Segment Start: Input for this task

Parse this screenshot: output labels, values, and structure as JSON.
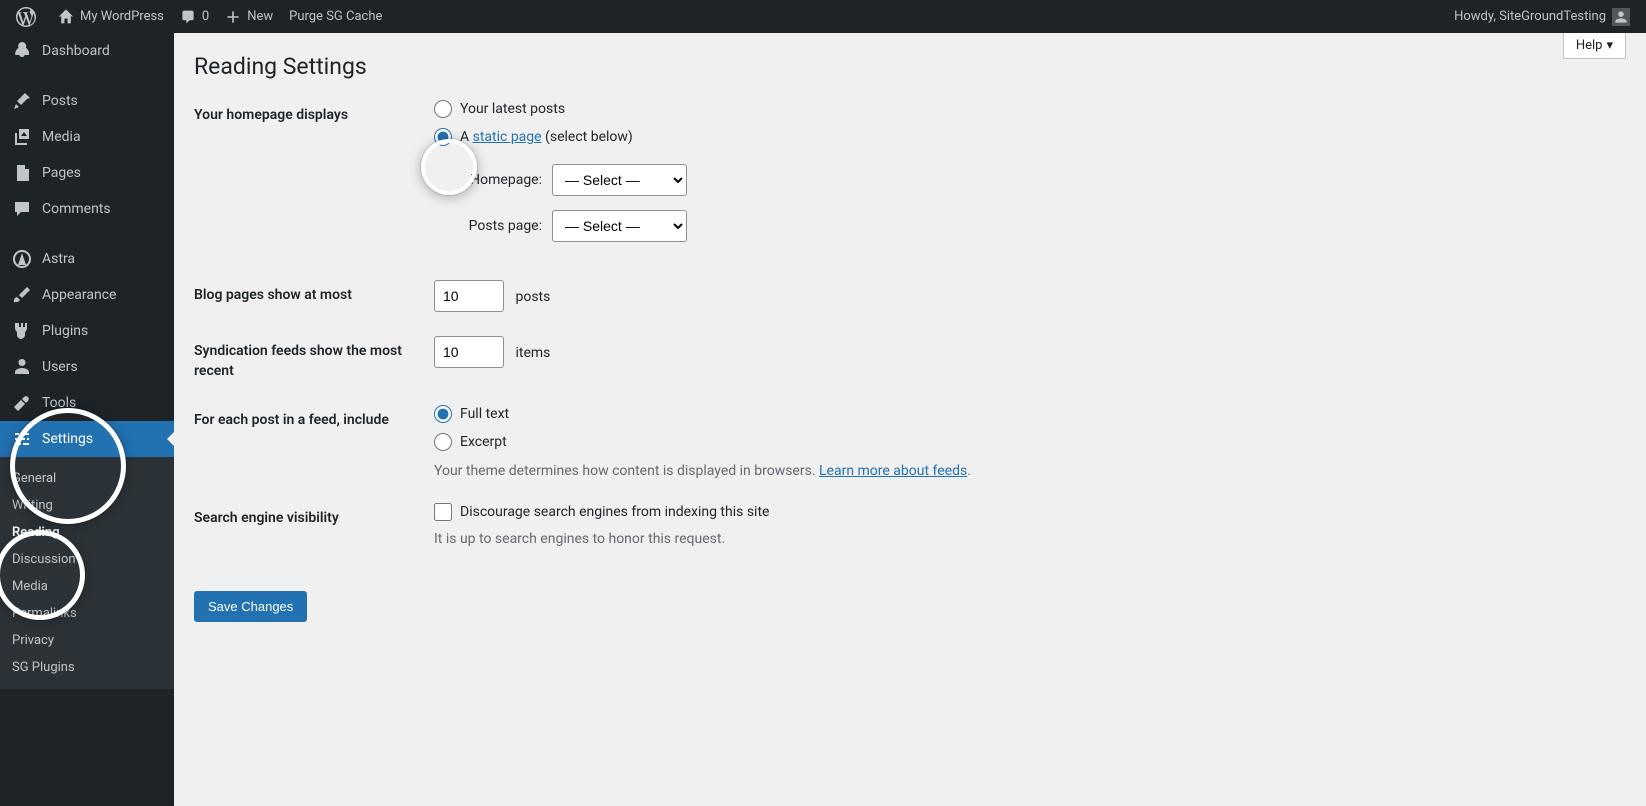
{
  "admin_bar": {
    "site_name": "My WordPress",
    "comments_count": "0",
    "new_label": "New",
    "purge_label": "Purge SG Cache",
    "howdy": "Howdy, SiteGroundTesting"
  },
  "sidebar": {
    "items": [
      {
        "label": "Dashboard",
        "icon": "dashboard"
      },
      {
        "label": "Posts",
        "icon": "pin"
      },
      {
        "label": "Media",
        "icon": "media"
      },
      {
        "label": "Pages",
        "icon": "pages"
      },
      {
        "label": "Comments",
        "icon": "comment"
      },
      {
        "label": "Astra",
        "icon": "astra"
      },
      {
        "label": "Appearance",
        "icon": "brush"
      },
      {
        "label": "Plugins",
        "icon": "plug"
      },
      {
        "label": "Users",
        "icon": "user"
      },
      {
        "label": "Tools",
        "icon": "wrench"
      },
      {
        "label": "Settings",
        "icon": "sliders",
        "active": true
      }
    ],
    "submenu": [
      {
        "label": "General"
      },
      {
        "label": "Writing"
      },
      {
        "label": "Reading",
        "current": true
      },
      {
        "label": "Discussion"
      },
      {
        "label": "Media"
      },
      {
        "label": "Permalinks"
      },
      {
        "label": "Privacy"
      },
      {
        "label": "SG Plugins"
      }
    ]
  },
  "page": {
    "title": "Reading Settings",
    "help": "Help"
  },
  "form": {
    "homepage_displays_label": "Your homepage displays",
    "latest_posts": "Your latest posts",
    "static_prefix": "A ",
    "static_link": "static page",
    "static_suffix": " (select below)",
    "homepage_label": "Homepage:",
    "posts_page_label": "Posts page:",
    "select_placeholder": "— Select —",
    "blog_pages_label": "Blog pages show at most",
    "blog_pages_value": "10",
    "posts_suffix": "posts",
    "syndication_label": "Syndication feeds show the most recent",
    "syndication_value": "10",
    "items_suffix": "items",
    "feed_include_label": "For each post in a feed, include",
    "full_text": "Full text",
    "excerpt": "Excerpt",
    "feed_desc_prefix": "Your theme determines how content is displayed in browsers. ",
    "feed_desc_link": "Learn more about feeds",
    "feed_desc_suffix": ".",
    "search_visibility_label": "Search engine visibility",
    "discourage_label": "Discourage search engines from indexing this site",
    "discourage_desc": "It is up to search engines to honor this request.",
    "save_button": "Save Changes"
  }
}
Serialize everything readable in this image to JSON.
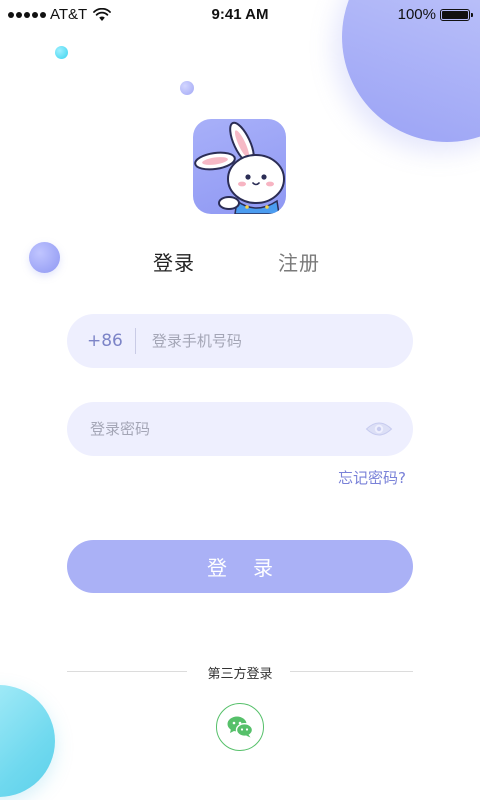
{
  "status_bar": {
    "carrier": "AT&T",
    "time": "9:41 AM",
    "battery_percent": "100%"
  },
  "tabs": {
    "login": "登录",
    "register": "注册",
    "active": "login"
  },
  "phone_field": {
    "country_code": "+86",
    "placeholder": "登录手机号码",
    "value": ""
  },
  "password_field": {
    "placeholder": "登录密码",
    "value": ""
  },
  "forgot_password": "忘记密码?",
  "login_button": "登录",
  "third_party": {
    "label": "第三方登录",
    "providers": [
      "wechat-icon"
    ]
  },
  "colors": {
    "accent": "#8f98f3",
    "input_bg": "#eeeffe",
    "button_bg": "#aab1f6",
    "link": "#7a82d8",
    "wechat": "#56c06a"
  }
}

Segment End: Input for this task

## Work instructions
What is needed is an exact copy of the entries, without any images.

## Exercise response
Parse this screenshot: output labels, values, and structure as JSON.
{
  "admin_bar": {
    "site_name": "My WordPress",
    "comments_count": "0",
    "new_label": "New",
    "purge_label": "Purge SG Cache",
    "howdy": "Howdy, SiteGroundTesting"
  },
  "sidebar": {
    "items": [
      {
        "label": "Dashboard",
        "icon": "dashboard"
      },
      {
        "label": "Posts",
        "icon": "pin"
      },
      {
        "label": "Media",
        "icon": "media"
      },
      {
        "label": "Pages",
        "icon": "pages"
      },
      {
        "label": "Comments",
        "icon": "comment"
      },
      {
        "label": "Astra",
        "icon": "astra"
      },
      {
        "label": "Appearance",
        "icon": "brush"
      },
      {
        "label": "Plugins",
        "icon": "plug"
      },
      {
        "label": "Users",
        "icon": "user"
      },
      {
        "label": "Tools",
        "icon": "wrench"
      },
      {
        "label": "Settings",
        "icon": "sliders",
        "active": true
      }
    ],
    "submenu": [
      {
        "label": "General"
      },
      {
        "label": "Writing"
      },
      {
        "label": "Reading",
        "current": true
      },
      {
        "label": "Discussion"
      },
      {
        "label": "Media"
      },
      {
        "label": "Permalinks"
      },
      {
        "label": "Privacy"
      },
      {
        "label": "SG Plugins"
      }
    ]
  },
  "page": {
    "title": "Reading Settings",
    "help": "Help"
  },
  "form": {
    "homepage_displays_label": "Your homepage displays",
    "latest_posts": "Your latest posts",
    "static_prefix": "A ",
    "static_link": "static page",
    "static_suffix": " (select below)",
    "homepage_label": "Homepage:",
    "posts_page_label": "Posts page:",
    "select_placeholder": "— Select —",
    "blog_pages_label": "Blog pages show at most",
    "blog_pages_value": "10",
    "posts_suffix": "posts",
    "syndication_label": "Syndication feeds show the most recent",
    "syndication_value": "10",
    "items_suffix": "items",
    "feed_include_label": "For each post in a feed, include",
    "full_text": "Full text",
    "excerpt": "Excerpt",
    "feed_desc_prefix": "Your theme determines how content is displayed in browsers. ",
    "feed_desc_link": "Learn more about feeds",
    "feed_desc_suffix": ".",
    "search_visibility_label": "Search engine visibility",
    "discourage_label": "Discourage search engines from indexing this site",
    "discourage_desc": "It is up to search engines to honor this request.",
    "save_button": "Save Changes"
  }
}
Serialize everything readable in this image to JSON.
{
  "status_bar": {
    "carrier": "AT&T",
    "time": "9:41 AM",
    "battery_percent": "100%"
  },
  "tabs": {
    "login": "登录",
    "register": "注册",
    "active": "login"
  },
  "phone_field": {
    "country_code": "+86",
    "placeholder": "登录手机号码",
    "value": ""
  },
  "password_field": {
    "placeholder": "登录密码",
    "value": ""
  },
  "forgot_password": "忘记密码?",
  "login_button": "登录",
  "third_party": {
    "label": "第三方登录",
    "providers": [
      "wechat-icon"
    ]
  },
  "colors": {
    "accent": "#8f98f3",
    "input_bg": "#eeeffe",
    "button_bg": "#aab1f6",
    "link": "#7a82d8",
    "wechat": "#56c06a"
  }
}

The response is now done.